At a garbage dump about 80 miles west of London, Adrian Griffiths is testing an invention he’s confident will save the world’s oceans from choking in plastic waste. And earn him millions.
His machine, about the size of a tennis court, churns all sorts of petroleum-based products — cling wrap, polyester clothing, carpets, electronics — back into oil. It takes less than a second and the resulting fuel, called Plaxx, can be used to make plastic again or power ship engines.
“We want to change the history of plastic in the world,” said Griffiths, the chief executive officer of Recycling Technologies in Swindon, a town in southwest England where 2.4 tons of plastic waste can get transformed in this way daily as part of a pilot project.
For financial backers including the U.K. government and more than 100 private investors, the technology could mark a breakthrough in how plastic is managed globally. The machine uses a feedstock recycling technique developed at Warwick University to process plastic waste without the need for sorting, a major hurdle that has prevented economically viable recycling on a grand scale.
Griffiths’ project is unique in that it doesn’t target a specific type of plastic, but rather seeks to find a solution for the so-called plastic soup inundating the world’s water bodies. By 2050, plastic will outweigh fish in the oceans, according to a study presented at this year’s World Economic Forum by the Ellen MacArthur Foundation.
“That was always the objective, to make a machine that could pay for itself, because then people will make the investment decisions and it can scale very quickly,” said Griffiths, 48, who aims to have 100 RT7000s up and running by 2025. The county of Perthshire, Scotland will start using one in 2018 to turn 7,000 tons of plastic waste annually into 5,000 tons of Plaxx.

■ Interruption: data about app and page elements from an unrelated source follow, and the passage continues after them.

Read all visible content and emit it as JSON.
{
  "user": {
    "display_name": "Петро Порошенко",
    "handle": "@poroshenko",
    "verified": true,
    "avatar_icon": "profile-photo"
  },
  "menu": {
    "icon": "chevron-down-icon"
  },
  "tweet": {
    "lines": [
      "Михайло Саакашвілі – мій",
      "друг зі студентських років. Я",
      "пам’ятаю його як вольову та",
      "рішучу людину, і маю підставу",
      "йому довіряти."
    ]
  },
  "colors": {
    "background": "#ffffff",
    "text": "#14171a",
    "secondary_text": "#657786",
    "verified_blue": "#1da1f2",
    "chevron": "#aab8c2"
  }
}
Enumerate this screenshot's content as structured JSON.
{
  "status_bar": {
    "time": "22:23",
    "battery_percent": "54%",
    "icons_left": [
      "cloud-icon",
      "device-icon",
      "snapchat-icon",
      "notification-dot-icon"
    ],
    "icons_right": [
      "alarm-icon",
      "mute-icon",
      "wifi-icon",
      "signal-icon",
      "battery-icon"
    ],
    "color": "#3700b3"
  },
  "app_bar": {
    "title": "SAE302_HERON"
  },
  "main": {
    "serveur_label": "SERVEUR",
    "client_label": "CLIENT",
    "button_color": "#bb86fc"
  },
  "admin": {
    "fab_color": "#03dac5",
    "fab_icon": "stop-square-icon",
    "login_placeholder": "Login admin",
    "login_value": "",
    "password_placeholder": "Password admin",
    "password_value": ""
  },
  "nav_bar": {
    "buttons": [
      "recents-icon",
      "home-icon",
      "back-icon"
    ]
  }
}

One recent afternoon at the Swindon plant, workers heaped plastic onto a conveyor belt via a tube. The materials move through a series of units that separate out stuff like rocks, dirt and caked-on food. Once that’s done, the plastic enters a furnace-like box and is heated at around 500 degrees Celsius (932 degrees Fahrenheit) using hot sand-like particles that melt it into vapor.
The technique is similar to thermal cracking, whereby crude is transformed into gasoline and jet fuel, only a different material is used in heating that Recycling Technologies is in the process of patenting, according to technical director Mike Keast, a former oil refinery designer.
“We have to create new technology so we can both live how we want and not destroy the planet,” he said, shouting to be heard over the screech of Coke and Sprite cans being pressed into cubes at an aluminum-can crusher next door.
The vapor is cooled at different temperatures to create one of three materials, each emerging from separate taps at the bottom of the machine. Out of one, a straw-colored light fuel that can be sold to petrochemicals companies. A second pumps out a heavier substance reminiscent of candle wax, similar to what’s burned in ship engines. From the third, a thick brown wax that can be used to make shoe polish or cosmetics.
Griffiths says he’s in talks with about five petrochemical firms for supply agreements, although he wouldn’t give details. German chemical maker BASF, for one, expects feedstock recycling technologies will be “important supplement” to waste-treatment options, according to spokeswoman Christine Haupt.
While he and his staff of 22 are driven by a desire to protect the oceans, they concede that with plastic consumption set to double in the next 20 years, recycling must be profitable to make a difference. Griffiths’ next goal is to build a manufacturing facility.
“I’m not a tree hugger,” he said. “I don’t think that you can change environmental things without it actually making money.”